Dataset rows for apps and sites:

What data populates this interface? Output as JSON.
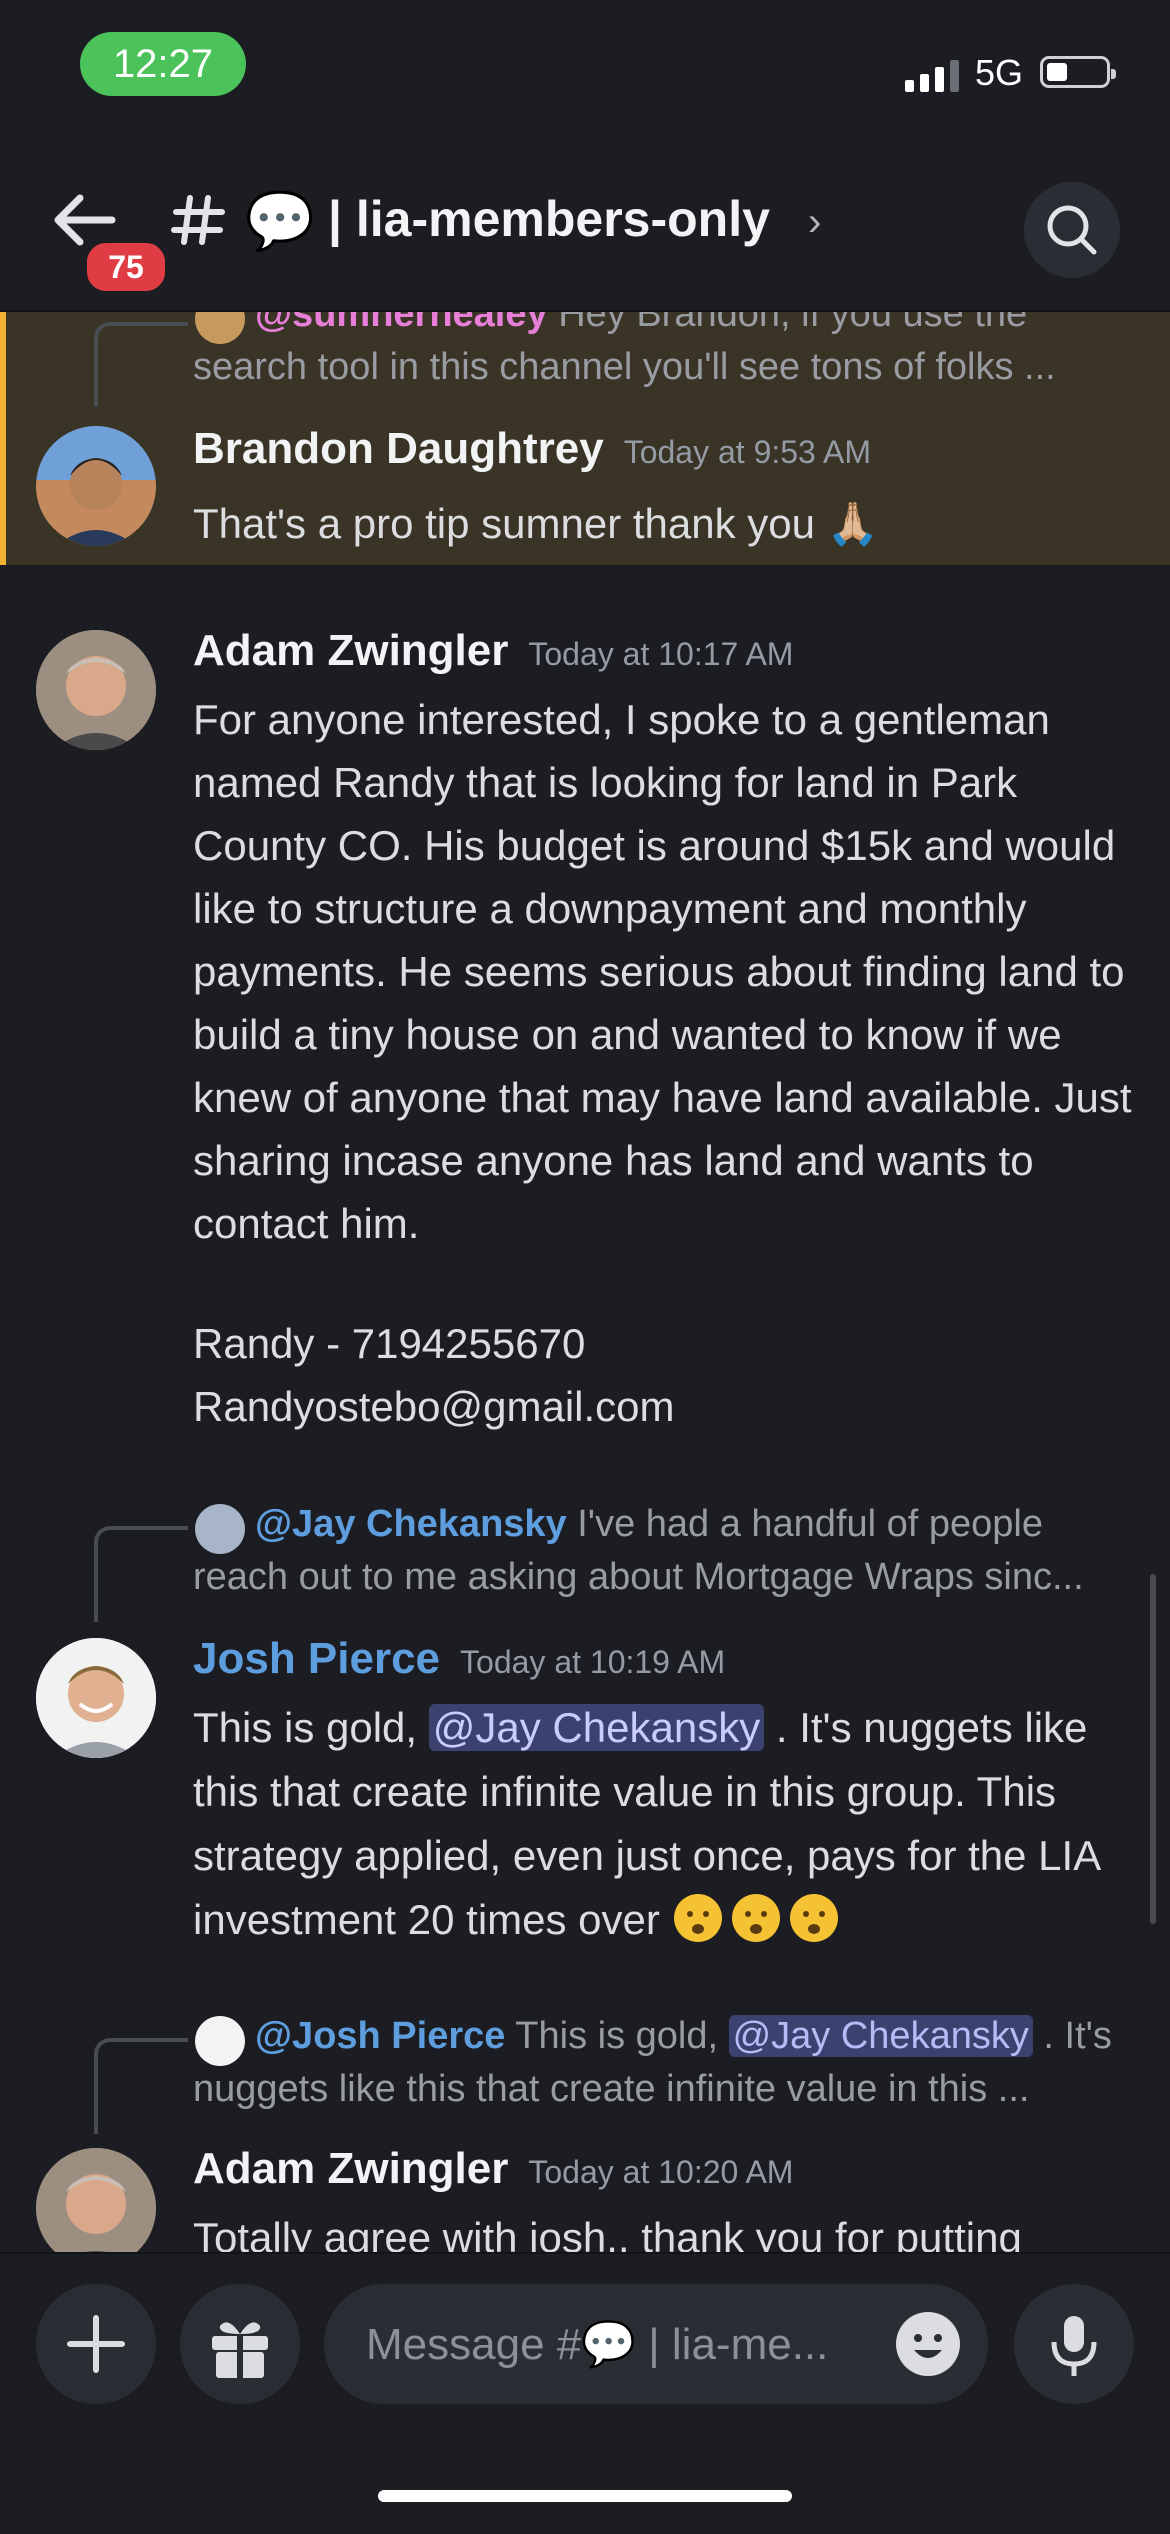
{
  "status_bar": {
    "time": "12:27",
    "network": "5G",
    "battery_level": 0.35
  },
  "header": {
    "back_badge": "75",
    "channel_emoji": "💬",
    "channel_name": "| lia-members-only",
    "chevron": "›"
  },
  "messages": [
    {
      "reply": {
        "mention": "@sumnerhealey",
        "text": "Hey Brandon, if you use the search tool in this channel you'll see tons of folks ..."
      },
      "author": "Brandon Daughtrey",
      "time": "Today at 9:53 AM",
      "text": "That's a pro tip sumner thank you",
      "emoji": "🙏🏼",
      "highlighted": true
    },
    {
      "author": "Adam Zwingler",
      "time": "Today at 10:17 AM",
      "text": "For anyone interested, I spoke to a gentleman named Randy that is looking for land in Park County CO. His budget is around $15k and would like to structure a downpayment and monthly payments. He seems serious about finding land to build a tiny house on and wanted to know if we knew of anyone that may have land available. Just sharing incase anyone has land and wants to contact him.",
      "contact_name": "Randy - 7194255670",
      "contact_email": "Randyostebo@gmail.com"
    },
    {
      "reply": {
        "mention": "@Jay Chekansky",
        "text": "I've had a handful of people reach out to me asking about Mortgage Wraps sinc..."
      },
      "author": "Josh Pierce",
      "author_color": "#5e9ede",
      "time": "Today at 10:19 AM",
      "text_before": "This is gold, ",
      "mention": "@Jay Chekansky",
      "text_after": " . It's nuggets like this that create infinite value in this group. This strategy applied, even just once, pays for the LIA investment 20 times over"
    },
    {
      "reply": {
        "mention": "@Josh Pierce",
        "text_before": "This is gold, ",
        "inner_mention": "@Jay Chekansky",
        "text_after": " . It's nuggets like this that create infinite value in this ..."
      },
      "author": "Adam Zwingler",
      "time": "Today at 10:20 AM",
      "text": "Totally agree with josh., thank you for putting"
    }
  ],
  "composer": {
    "placeholder_prefix": "Message #",
    "placeholder_emoji": "💬",
    "placeholder_suffix": " | lia-me..."
  },
  "icons": [
    "back-arrow-icon",
    "hashtag-icon",
    "search-icon",
    "plus-icon",
    "gift-icon",
    "smiley-icon",
    "microphone-icon"
  ],
  "colors": {
    "background": "#1c1d22",
    "highlight_bg": "#3a3427",
    "highlight_bar": "#f0b232",
    "mention_bg": "#3c4270",
    "sumner_mention": "#e77ed8",
    "blue_mention": "#5e9ede",
    "badge": "#e03c44",
    "time_pill": "#4cc35a"
  }
}
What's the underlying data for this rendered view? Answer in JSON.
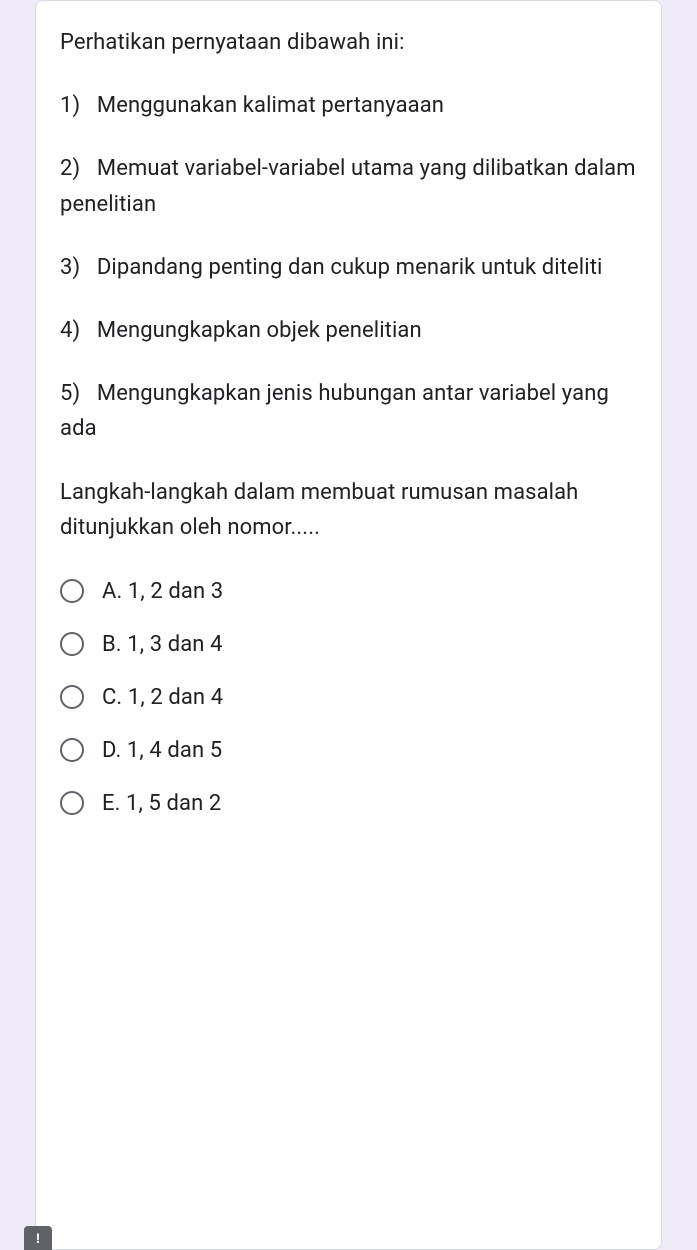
{
  "question": {
    "intro": "Perhatikan pernyataan dibawah ini:",
    "statements": [
      "1)   Menggunakan kalimat pertanyaaan",
      "2)   Memuat variabel-variabel utama yang dilibatkan dalam penelitian",
      "3)   Dipandang penting dan cukup menarik untuk diteliti",
      "4)   Mengungkapkan objek penelitian",
      "5)   Mengungkapkan jenis hubungan antar variabel yang ada"
    ],
    "prompt": "Langkah-langkah dalam membuat rumusan masalah ditunjukkan oleh nomor....."
  },
  "options": [
    {
      "label": "A. 1, 2 dan 3"
    },
    {
      "label": "B. 1, 3 dan 4"
    },
    {
      "label": "C. 1, 2 dan 4"
    },
    {
      "label": "D. 1, 4 dan 5"
    },
    {
      "label": "E. 1, 5 dan 2"
    }
  ],
  "report_icon": "!"
}
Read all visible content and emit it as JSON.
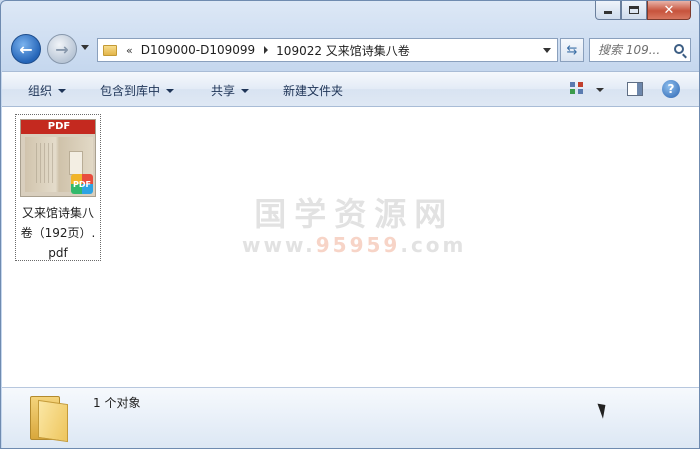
{
  "window": {
    "caption_buttons": {
      "minimize": "minimize",
      "maximize": "maximize",
      "close": "✕"
    }
  },
  "nav": {
    "back_icon": "arrow-left-icon",
    "forward_icon": "arrow-right-icon"
  },
  "address": {
    "overflow": "«",
    "crumbs": [
      "D109000-D109099",
      "109022 又来馆诗集八卷"
    ]
  },
  "search": {
    "placeholder": "搜索 109..."
  },
  "toolbar": {
    "organize": "组织",
    "include_in_library": "包含到库中",
    "share": "共享",
    "new_folder": "新建文件夹",
    "help": "?"
  },
  "files": [
    {
      "name": "又来馆诗集八卷（192页）.pdf",
      "thumb_band": "PDF",
      "badge": "PDF"
    }
  ],
  "watermark": {
    "title": "国学资源网",
    "url_prefix": "www.",
    "url_highlight": "95959",
    "url_suffix": ".com"
  },
  "details": {
    "count_text": "1 个对象"
  }
}
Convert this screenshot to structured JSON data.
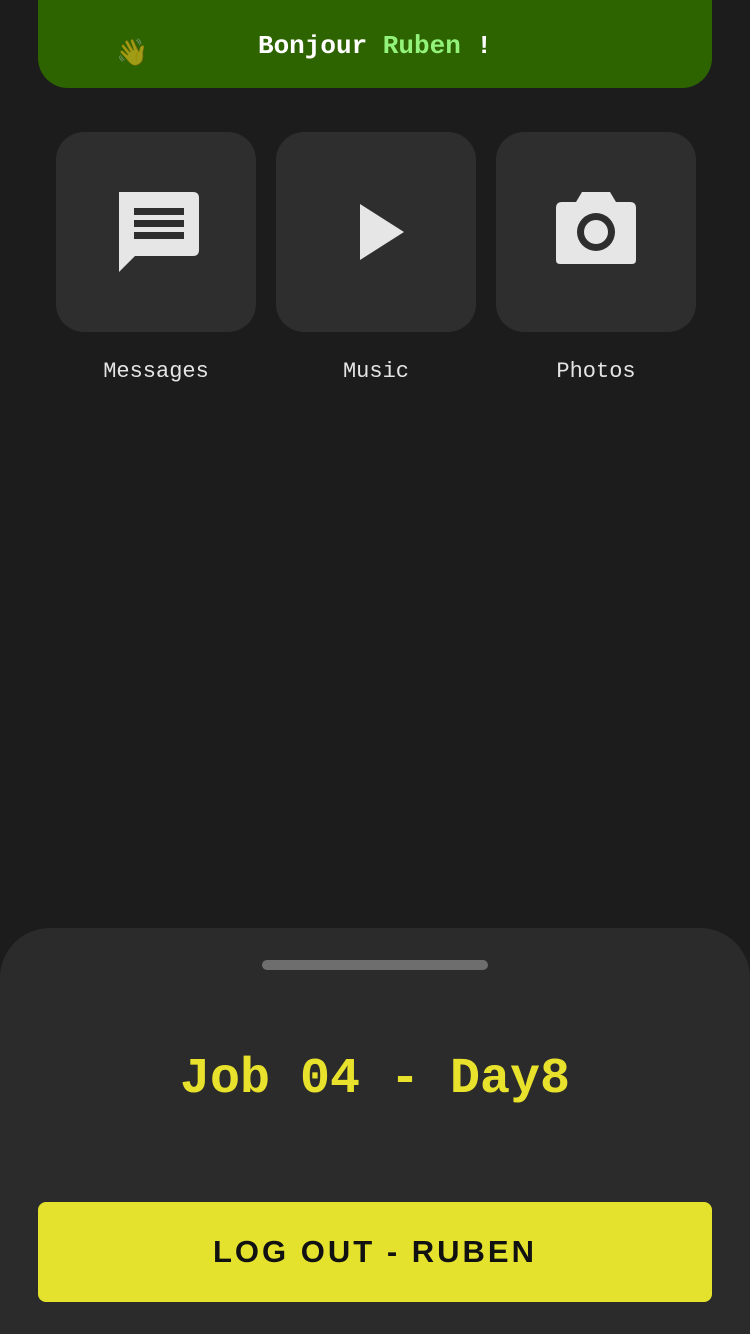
{
  "header": {
    "wave_icon": "waving-hand-icon",
    "wave_glyph": "👋",
    "greeting_prefix": "Bonjour ",
    "user_name": "Ruben",
    "greeting_suffix": " !"
  },
  "apps": [
    {
      "label": "Messages",
      "icon": "chat-message-icon"
    },
    {
      "label": "Music",
      "icon": "play-icon"
    },
    {
      "label": "Photos",
      "icon": "camera-icon"
    }
  ],
  "sheet": {
    "title": "Job 04 - Day8",
    "logout_label": "LOG OUT - RUBEN"
  },
  "colors": {
    "background": "#1c1c1c",
    "banner": "#2d6400",
    "name_accent": "#93f27a",
    "tile": "#2e2e2e",
    "sheet": "#2b2b2b",
    "title_accent": "#e8e22c",
    "button": "#e4e22c"
  }
}
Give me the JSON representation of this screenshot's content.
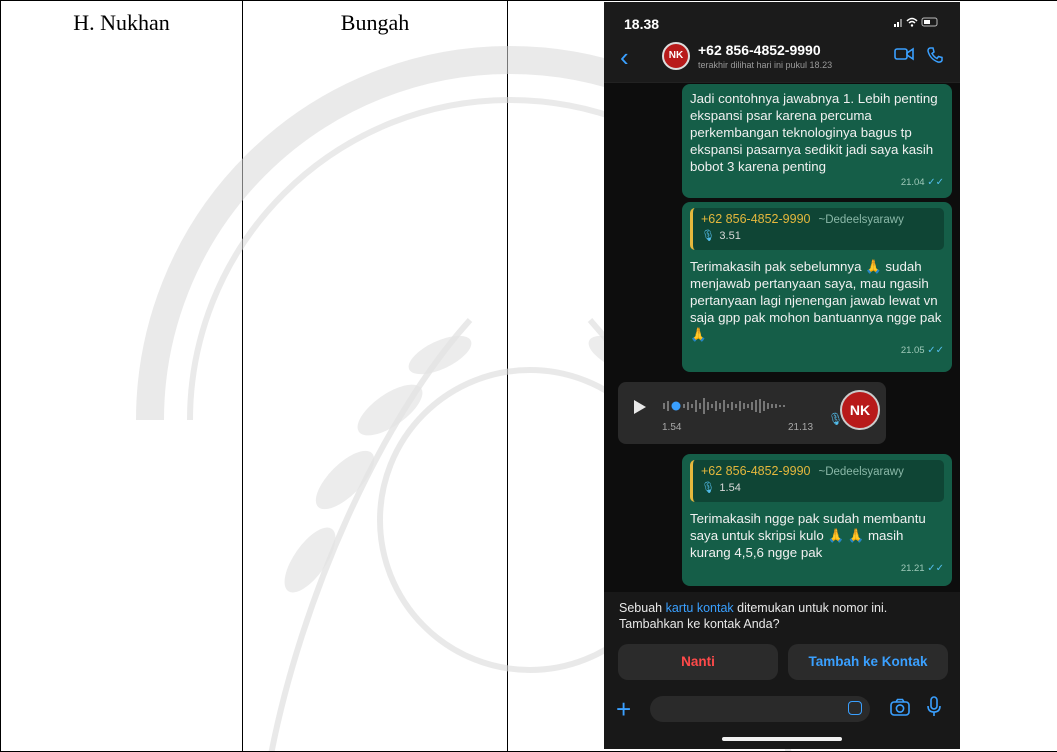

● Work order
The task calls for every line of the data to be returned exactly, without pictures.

● Reply to the exercise
What data populates this interface? Output as JSON.
{
  "status_bar": {
    "time": "12:27",
    "network": "5G",
    "battery_level": 0.35
  },
  "header": {
    "back_badge": "75",
    "channel_emoji": "💬",
    "channel_name": "| lia-members-only",
    "chevron": "›"
  },
  "messages": [
    {
      "reply": {
        "mention": "@sumnerhealey",
        "text": "Hey Brandon, if you use the search tool in this channel you'll see tons of folks ..."
      },
      "author": "Brandon Daughtrey",
      "time": "Today at 9:53 AM",
      "text": "That's a pro tip sumner thank you",
      "emoji": "🙏🏼",
      "highlighted": true
    },
    {
      "author": "Adam Zwingler",
      "time": "Today at 10:17 AM",
      "text": "For anyone interested, I spoke to a gentleman named Randy that is looking for land in Park County CO. His budget is around $15k and would like to structure a downpayment and monthly payments. He seems serious about finding land to build a tiny house on and wanted to know if we knew of anyone that may have land available. Just sharing incase anyone has land and wants to contact him.",
      "contact_name": "Randy - 7194255670",
      "contact_email": "Randyostebo@gmail.com"
    },
    {
      "reply": {
        "mention": "@Jay Chekansky",
        "text": "I've had a handful of people reach out to me asking about Mortgage Wraps sinc..."
      },
      "author": "Josh Pierce",
      "author_color": "#5e9ede",
      "time": "Today at 10:19 AM",
      "text_before": "This is gold, ",
      "mention": "@Jay Chekansky",
      "text_after": " . It's nuggets like this that create infinite value in this group. This strategy applied, even just once, pays for the LIA investment 20 times over"
    },
    {
      "reply": {
        "mention": "@Josh Pierce",
        "text_before": "This is gold, ",
        "inner_mention": "@Jay Chekansky",
        "text_after": " . It's nuggets like this that create infinite value in this ..."
      },
      "author": "Adam Zwingler",
      "time": "Today at 10:20 AM",
      "text": "Totally agree with josh., thank you for putting"
    }
  ],
  "composer": {
    "placeholder_prefix": "Message #",
    "placeholder_emoji": "💬",
    "placeholder_suffix": " | lia-me..."
  },
  "icons": [
    "back-arrow-icon",
    "hashtag-icon",
    "search-icon",
    "plus-icon",
    "gift-icon",
    "smiley-icon",
    "microphone-icon"
  ],
  "colors": {
    "background": "#1c1d22",
    "highlight_bg": "#3a3427",
    "highlight_bar": "#f0b232",
    "mention_bg": "#3c4270",
    "sumner_mention": "#e77ed8",
    "blue_mention": "#5e9ede",
    "badge": "#e03c44",
    "time_pill": "#4cc35a"
  }
}
What's the underlying data for this rendered view? Answer in JSON.
{
  "question": {
    "intro": "Perhatikan pernyataan dibawah ini:",
    "statements": [
      "1)   Menggunakan kalimat pertanyaaan",
      "2)   Memuat variabel-variabel utama yang dilibatkan dalam penelitian",
      "3)   Dipandang penting dan cukup menarik untuk diteliti",
      "4)   Mengungkapkan objek penelitian",
      "5)   Mengungkapkan jenis hubungan antar variabel yang ada"
    ],
    "prompt": "Langkah-langkah dalam membuat rumusan masalah ditunjukkan oleh nomor....."
  },
  "options": [
    {
      "label": "A. 1, 2 dan 3"
    },
    {
      "label": "B. 1, 3 dan 4"
    },
    {
      "label": "C. 1, 2 dan 4"
    },
    {
      "label": "D. 1, 4 dan 5"
    },
    {
      "label": "E. 1, 5 dan 2"
    }
  ],
  "report_icon": "!"
}
Read all visible content and emit it as JSON.
{
  "window": {
    "caption_buttons": {
      "minimize": "minimize",
      "maximize": "maximize",
      "close": "✕"
    }
  },
  "nav": {
    "back_icon": "arrow-left-icon",
    "forward_icon": "arrow-right-icon"
  },
  "address": {
    "overflow": "«",
    "crumbs": [
      "D109000-D109099",
      "109022 又来馆诗集八卷"
    ]
  },
  "search": {
    "placeholder": "搜索 109..."
  },
  "toolbar": {
    "organize": "组织",
    "include_in_library": "包含到库中",
    "share": "共享",
    "new_folder": "新建文件夹",
    "help": "?"
  },
  "files": [
    {
      "name": "又来馆诗集八卷（192页）.pdf",
      "thumb_band": "PDF",
      "badge": "PDF"
    }
  ],
  "watermark": {
    "title": "国学资源网",
    "url_prefix": "www.",
    "url_highlight": "95959",
    "url_suffix": ".com"
  },
  "details": {
    "count_text": "1 个对象"
  }
}
Convert this screenshot to structured JSON data.
{
  "header": {
    "wave_icon": "waving-hand-icon",
    "wave_glyph": "👋",
    "greeting_prefix": "Bonjour ",
    "user_name": "Ruben",
    "greeting_suffix": " !"
  },
  "apps": [
    {
      "label": "Messages",
      "icon": "chat-message-icon"
    },
    {
      "label": "Music",
      "icon": "play-icon"
    },
    {
      "label": "Photos",
      "icon": "camera-icon"
    }
  ],
  "sheet": {
    "title": "Job 04 - Day8",
    "logout_label": "LOG OUT - RUBEN"
  },
  "colors": {
    "background": "#1c1c1c",
    "banner": "#2d6400",
    "name_accent": "#93f27a",
    "tile": "#2e2e2e",
    "sheet": "#2b2b2b",
    "title_accent": "#e8e22c",
    "button": "#e4e22c"
  }
}
Give me the JSON representation of this screenshot's content.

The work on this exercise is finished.